now, to repeat the conclusions: anyone having trouble to get decent speed with k3b and dvd burning on a fairly old pc, increase that buffer size! then you’ll get at least something like 12x speed (7 minutes or so, and not 13 (!) minutes like I had before… 64MB seems to be the minimum, 128 is better…)

So, for me this topic is done. I am happy now with my dvd recording speeds. And even more happy to know that this isn’t some “linux issue” or whatever, you know, like those “windowists” like to say ehehe :stuck_out_tongue:
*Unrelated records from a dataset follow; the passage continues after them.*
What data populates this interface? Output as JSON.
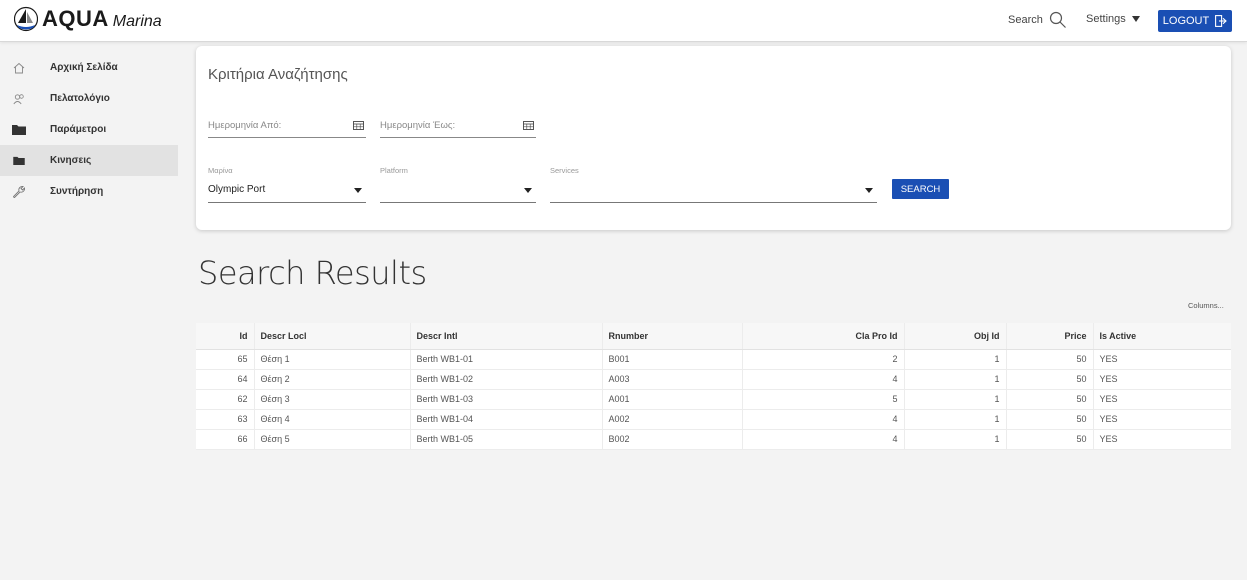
{
  "header": {
    "logo_main": "AQUA",
    "logo_sub": "Marina",
    "search_label": "Search",
    "settings_label": "Settings",
    "logout_label": "LOGOUT"
  },
  "sidebar": {
    "items": [
      {
        "label": "Αρχική Σελίδα",
        "icon": "home-icon"
      },
      {
        "label": "Πελατολόγιο",
        "icon": "customers-icon"
      },
      {
        "label": "Παράμετροι",
        "icon": "folder-icon"
      },
      {
        "label": "Κινησεις",
        "icon": "folder-icon"
      },
      {
        "label": "Συντήρηση",
        "icon": "wrench-icon"
      }
    ]
  },
  "criteria": {
    "title": "Κριτήρια Αναζήτησης",
    "date_from_placeholder": "Ημερομηνία Από:",
    "date_to_placeholder": "Ημερομηνία Έως:",
    "marina_label": "Μαρίνα",
    "marina_value": "Olympic Port",
    "platform_label": "Platform",
    "platform_value": "",
    "services_label": "Services",
    "services_value": "",
    "search_button": "SEARCH"
  },
  "results": {
    "title": "Search Results",
    "columns_link": "Columns...",
    "headers": [
      "Id",
      "Descr Locl",
      "Descr Intl",
      "Rnumber",
      "Cla Pro Id",
      "Obj Id",
      "Price",
      "Is Active"
    ],
    "rows": [
      [
        "65",
        "Θέση 1",
        "Berth WB1-01",
        "B001",
        "2",
        "1",
        "50",
        "YES"
      ],
      [
        "64",
        "Θέση 2",
        "Berth WB1-02",
        "A003",
        "4",
        "1",
        "50",
        "YES"
      ],
      [
        "62",
        "Θέση 3",
        "Berth WB1-03",
        "A001",
        "5",
        "1",
        "50",
        "YES"
      ],
      [
        "63",
        "Θέση 4",
        "Berth WB1-04",
        "A002",
        "4",
        "1",
        "50",
        "YES"
      ],
      [
        "66",
        "Θέση 5",
        "Berth WB1-05",
        "B002",
        "4",
        "1",
        "50",
        "YES"
      ]
    ]
  },
  "colors": {
    "accent": "#1a4fb4",
    "sidebar_active": "#e2e2e2",
    "background": "#f3f3f3"
  }
}
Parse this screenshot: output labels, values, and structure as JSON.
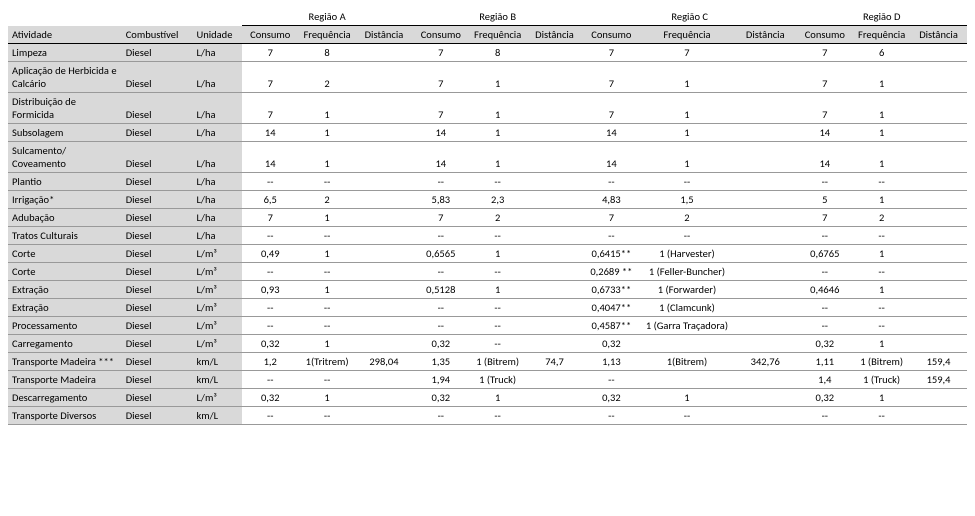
{
  "headers": {
    "regions": [
      "Região A",
      "Região B",
      "Região C",
      "Região D"
    ],
    "activity": "Atividade",
    "fuel": "Combustível",
    "unit": "Unidade",
    "cols": [
      "Consumo",
      "Frequência",
      "Distância"
    ]
  },
  "rows": [
    {
      "activity": "Limpeza",
      "fuel": "Diesel",
      "unit": "L/ha",
      "a": [
        "7",
        "8",
        ""
      ],
      "b": [
        "7",
        "8",
        ""
      ],
      "c": [
        "7",
        "7",
        ""
      ],
      "d": [
        "7",
        "6",
        ""
      ]
    },
    {
      "activity": "Aplicação de Herbicida e Calcário",
      "fuel": "Diesel",
      "unit": "L/ha",
      "a": [
        "7",
        "2",
        ""
      ],
      "b": [
        "7",
        "1",
        ""
      ],
      "c": [
        "7",
        "1",
        ""
      ],
      "d": [
        "7",
        "1",
        ""
      ]
    },
    {
      "activity": "Distribuição de Formicida",
      "fuel": "Diesel",
      "unit": "L/ha",
      "a": [
        "7",
        "1",
        ""
      ],
      "b": [
        "7",
        "1",
        ""
      ],
      "c": [
        "7",
        "1",
        ""
      ],
      "d": [
        "7",
        "1",
        ""
      ]
    },
    {
      "activity": "Subsolagem",
      "fuel": "Diesel",
      "unit": "L/ha",
      "a": [
        "14",
        "1",
        ""
      ],
      "b": [
        "14",
        "1",
        ""
      ],
      "c": [
        "14",
        "1",
        ""
      ],
      "d": [
        "14",
        "1",
        ""
      ]
    },
    {
      "activity": "Sulcamento/ Coveamento",
      "fuel": "Diesel",
      "unit": "L/ha",
      "a": [
        "14",
        "1",
        ""
      ],
      "b": [
        "14",
        "1",
        ""
      ],
      "c": [
        "14",
        "1",
        ""
      ],
      "d": [
        "14",
        "1",
        ""
      ]
    },
    {
      "activity": "Plantio",
      "fuel": "Diesel",
      "unit": "L/ha",
      "a": [
        "--",
        "--",
        ""
      ],
      "b": [
        "--",
        "--",
        ""
      ],
      "c": [
        "--",
        "--",
        ""
      ],
      "d": [
        "--",
        "--",
        ""
      ]
    },
    {
      "activity": "Irrigação*",
      "fuel": "Diesel",
      "unit": "L/ha",
      "a": [
        "6,5",
        "2",
        ""
      ],
      "b": [
        "5,83",
        "2,3",
        ""
      ],
      "c": [
        "4,83",
        "1,5",
        ""
      ],
      "d": [
        "5",
        "1",
        ""
      ]
    },
    {
      "activity": "Adubação",
      "fuel": "Diesel",
      "unit": "L/ha",
      "a": [
        "7",
        "1",
        ""
      ],
      "b": [
        "7",
        "2",
        ""
      ],
      "c": [
        "7",
        "2",
        ""
      ],
      "d": [
        "7",
        "2",
        ""
      ]
    },
    {
      "activity": "Tratos Culturais",
      "fuel": "Diesel",
      "unit": "L/ha",
      "a": [
        "--",
        "--",
        ""
      ],
      "b": [
        "--",
        "--",
        ""
      ],
      "c": [
        "--",
        "--",
        ""
      ],
      "d": [
        "--",
        "--",
        ""
      ]
    },
    {
      "activity": "Corte",
      "fuel": "Diesel",
      "unit": "L/m³",
      "a": [
        "0,49",
        "1",
        ""
      ],
      "b": [
        "0,6565",
        "1",
        ""
      ],
      "c": [
        "0,6415**",
        "1 (Harvester)",
        ""
      ],
      "d": [
        "0,6765",
        "1",
        ""
      ]
    },
    {
      "activity": "Corte",
      "fuel": "Diesel",
      "unit": "L/m³",
      "a": [
        "--",
        "--",
        ""
      ],
      "b": [
        "--",
        "--",
        ""
      ],
      "c": [
        "0,2689 **",
        "1 (Feller-Buncher)",
        ""
      ],
      "d": [
        "--",
        "--",
        ""
      ]
    },
    {
      "activity": "Extração",
      "fuel": "Diesel",
      "unit": "L/m³",
      "a": [
        "0,93",
        "1",
        ""
      ],
      "b": [
        "0,5128",
        "1",
        ""
      ],
      "c": [
        "0,6733**",
        "1 (Forwarder)",
        ""
      ],
      "d": [
        "0,4646",
        "1",
        ""
      ]
    },
    {
      "activity": "Extração",
      "fuel": "Diesel",
      "unit": "L/m³",
      "a": [
        "--",
        "--",
        ""
      ],
      "b": [
        "--",
        "--",
        ""
      ],
      "c": [
        "0,4047**",
        "1 (Clamcunk)",
        ""
      ],
      "d": [
        "--",
        "--",
        ""
      ]
    },
    {
      "activity": "Processamento",
      "fuel": "Diesel",
      "unit": "L/m³",
      "a": [
        "--",
        "--",
        ""
      ],
      "b": [
        "--",
        "--",
        ""
      ],
      "c": [
        "0,4587**",
        "1 (Garra Traçadora)",
        ""
      ],
      "d": [
        "--",
        "--",
        ""
      ]
    },
    {
      "activity": "Carregamento",
      "fuel": "Diesel",
      "unit": "L/m³",
      "a": [
        "0,32",
        "1",
        ""
      ],
      "b": [
        "0,32",
        "--",
        ""
      ],
      "c": [
        "0,32",
        "",
        ""
      ],
      "d": [
        "0,32",
        "1",
        ""
      ]
    },
    {
      "activity": "Transporte Madeira ***",
      "fuel": "Diesel",
      "unit": "km/L",
      "a": [
        "1,2",
        "1(Tritrem)",
        "298,04"
      ],
      "b": [
        "1,35",
        "1 (Bitrem)",
        "74,7"
      ],
      "c": [
        "1,13",
        "1(Bitrem)",
        "342,76"
      ],
      "d": [
        "1,11",
        "1 (Bitrem)",
        "159,4"
      ]
    },
    {
      "activity": "Transporte Madeira",
      "fuel": "Diesel",
      "unit": "km/L",
      "a": [
        "--",
        "--",
        ""
      ],
      "b": [
        "1,94",
        "1 (Truck)",
        ""
      ],
      "c": [
        "--",
        "",
        ""
      ],
      "d": [
        "1,4",
        "1 (Truck)",
        "159,4"
      ]
    },
    {
      "activity": "Descarregamento",
      "fuel": "Diesel",
      "unit": "L/m³",
      "a": [
        "0,32",
        "1",
        ""
      ],
      "b": [
        "0,32",
        "1",
        ""
      ],
      "c": [
        "0,32",
        "1",
        ""
      ],
      "d": [
        "0,32",
        "1",
        ""
      ]
    },
    {
      "activity": "Transporte Diversos",
      "fuel": "Diesel",
      "unit": "km/L",
      "a": [
        "--",
        "--",
        ""
      ],
      "b": [
        "--",
        "--",
        ""
      ],
      "c": [
        "--",
        "--",
        ""
      ],
      "d": [
        "--",
        "--",
        ""
      ]
    }
  ]
}
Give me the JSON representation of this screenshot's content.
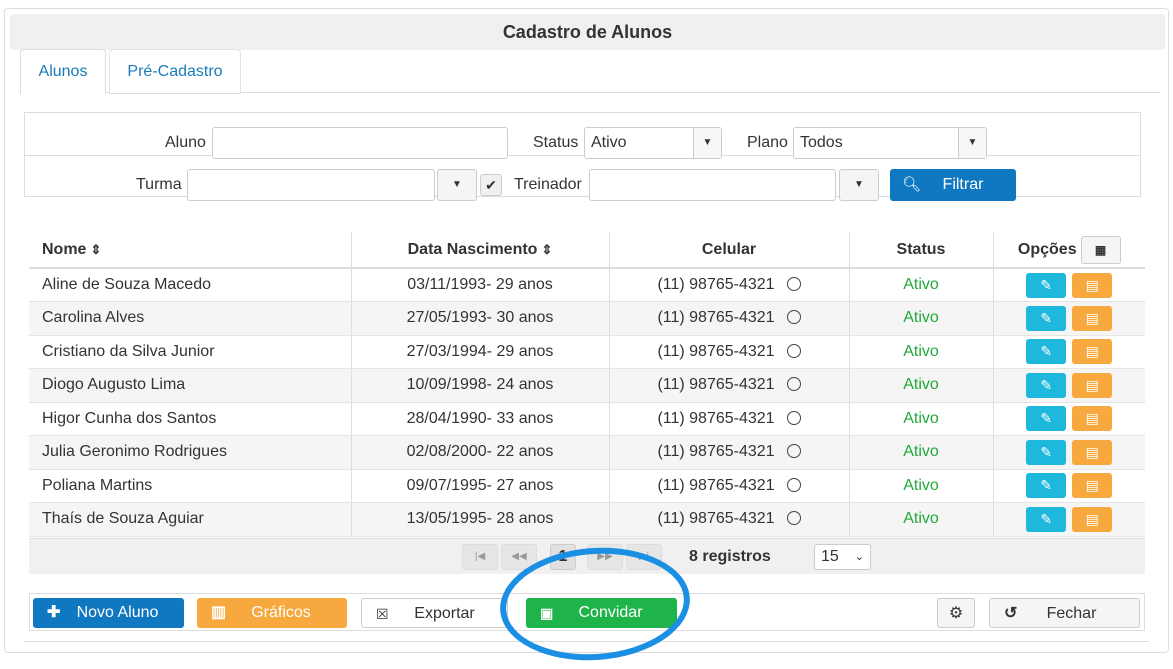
{
  "page": {
    "title": "Cadastro de Alunos"
  },
  "tabs": [
    {
      "label": "Alunos"
    },
    {
      "label": "Pré-Cadastro"
    }
  ],
  "filters": {
    "aluno_label": "Aluno",
    "aluno_value": "",
    "status_label": "Status",
    "status_value": "Ativo",
    "plano_label": "Plano",
    "plano_value": "Todos",
    "turma_label": "Turma",
    "turma_value": "",
    "treinador_label": "Treinador",
    "treinador_value": "",
    "filter_button": "Filtrar"
  },
  "table": {
    "headers": {
      "nome": "Nome",
      "data": "Data Nascimento",
      "celular": "Celular",
      "status": "Status",
      "opcoes": "Opções"
    },
    "rows": [
      {
        "nome": "Aline de Souza Macedo",
        "data": "03/11/1993- 29 anos",
        "celular": "(11) 98765-4321",
        "status": "Ativo"
      },
      {
        "nome": "Carolina Alves",
        "data": "27/05/1993- 30 anos",
        "celular": "(11) 98765-4321",
        "status": "Ativo"
      },
      {
        "nome": "Cristiano da Silva Junior",
        "data": "27/03/1994- 29 anos",
        "celular": "(11) 98765-4321",
        "status": "Ativo"
      },
      {
        "nome": "Diogo Augusto Lima",
        "data": "10/09/1998- 24 anos",
        "celular": "(11) 98765-4321",
        "status": "Ativo"
      },
      {
        "nome": "Higor Cunha dos Santos",
        "data": "28/04/1990- 33 anos",
        "celular": "(11) 98765-4321",
        "status": "Ativo"
      },
      {
        "nome": "Julia Geronimo Rodrigues",
        "data": "02/08/2000- 22 anos",
        "celular": "(11) 98765-4321",
        "status": "Ativo"
      },
      {
        "nome": "Poliana Martins",
        "data": "09/07/1995- 27 anos",
        "celular": "(11) 98765-4321",
        "status": "Ativo"
      },
      {
        "nome": "Thaís de Souza Aguiar",
        "data": "13/05/1995- 28 anos",
        "celular": "(11) 98765-4321",
        "status": "Ativo"
      }
    ]
  },
  "pagination": {
    "current_page": "1",
    "records": "8 registros",
    "page_size": "15"
  },
  "footer": {
    "novo_aluno": "Novo Aluno",
    "graficos": "Gráficos",
    "exportar": "Exportar",
    "convidar": "Convidar",
    "fechar": "Fechar"
  },
  "colors": {
    "primary": "#0f78c0",
    "info": "#1fb8dd",
    "warning": "#f7a83e",
    "success": "#1fb44a",
    "status_active": "#22a83a",
    "annotation_circle": "#1a8fe3"
  },
  "icons": {
    "sort": "sort-icon",
    "whatsapp": "whatsapp-icon",
    "edit": "edit-icon",
    "archive": "archive-icon",
    "columns": "table-columns-icon",
    "search": "search-icon",
    "plus": "plus-icon",
    "chart": "bar-chart-icon",
    "excel": "excel-icon",
    "invite": "contact-card-icon",
    "gear": "gear-icon",
    "undo": "undo-icon"
  }
}
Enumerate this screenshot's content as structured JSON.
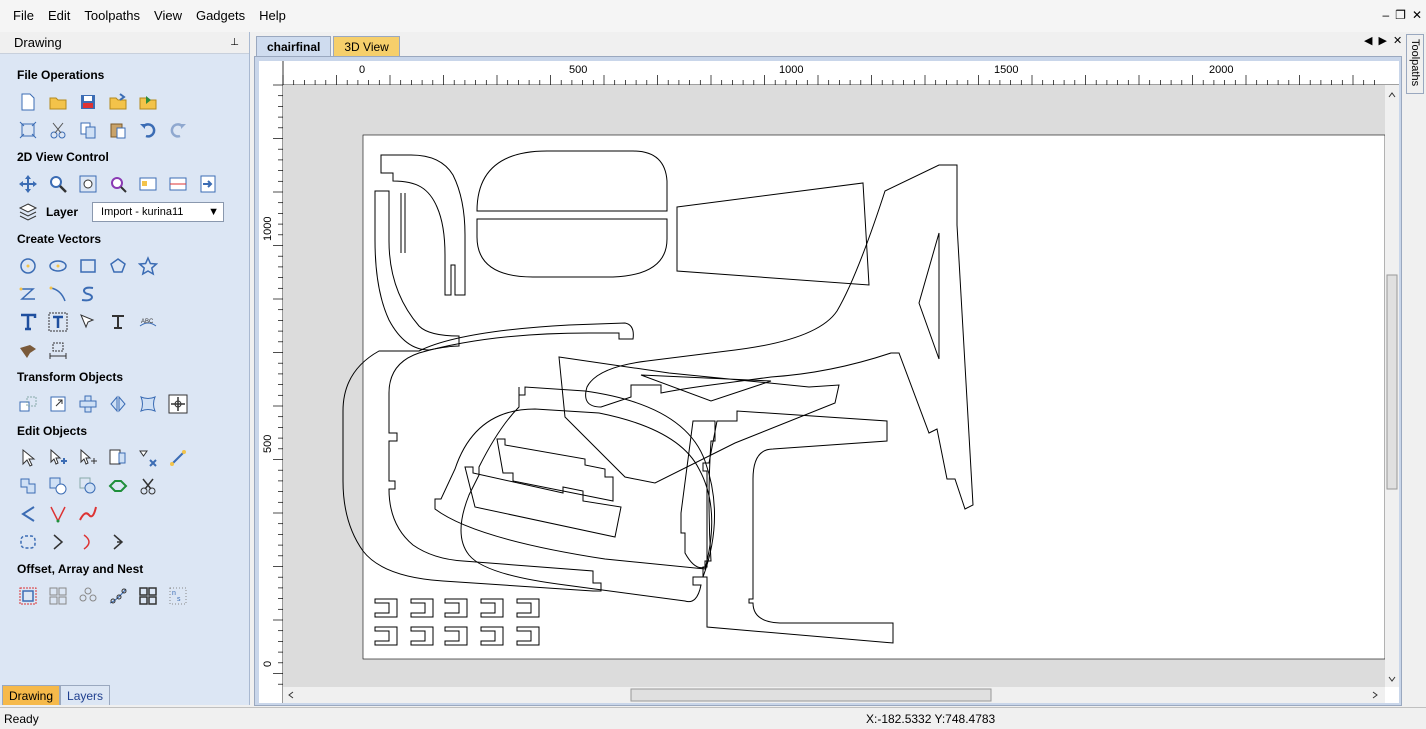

The Optiarc burners seem to be MMC-5. cdrkit-1.1.6 (wodim) doesn’t seem to understand MMC-5 and hence gets the speed wrong. I’m using a cdrtools (cdrecord) beta right now because of this. dvd+rw-tools (growisofs) works fine as well.

Regarding the buffer: Some distros (mine included) don’t set the setuid bit when the user install the burning apps. My burner device (/dev/hdc) is writable for the ‘cdrom’ group, so users of the group are allowed to burn. What I do is change the group of the burning apps (cdrecord, wodim, growisofs and cdrdao) to ‘cdrom’ and change their mode to 4710. So only users that inherit the cdrom group are allowed to use these setuid binaries. Now the apps can raise their process priority (which they do) to decrease the risk of buffer starvation. I’m using a 32MB buffer and all is well.

I don’t know if this is right. The cdrcord announcements for 2.01.01a10 says:

Added a workaround for a NEC DVD firmwarebug that caused cdrecord to use the
CD write speed instead of the DVD write speed.

Maybe that’s it and cdrkit doesn’t have the workaround yet.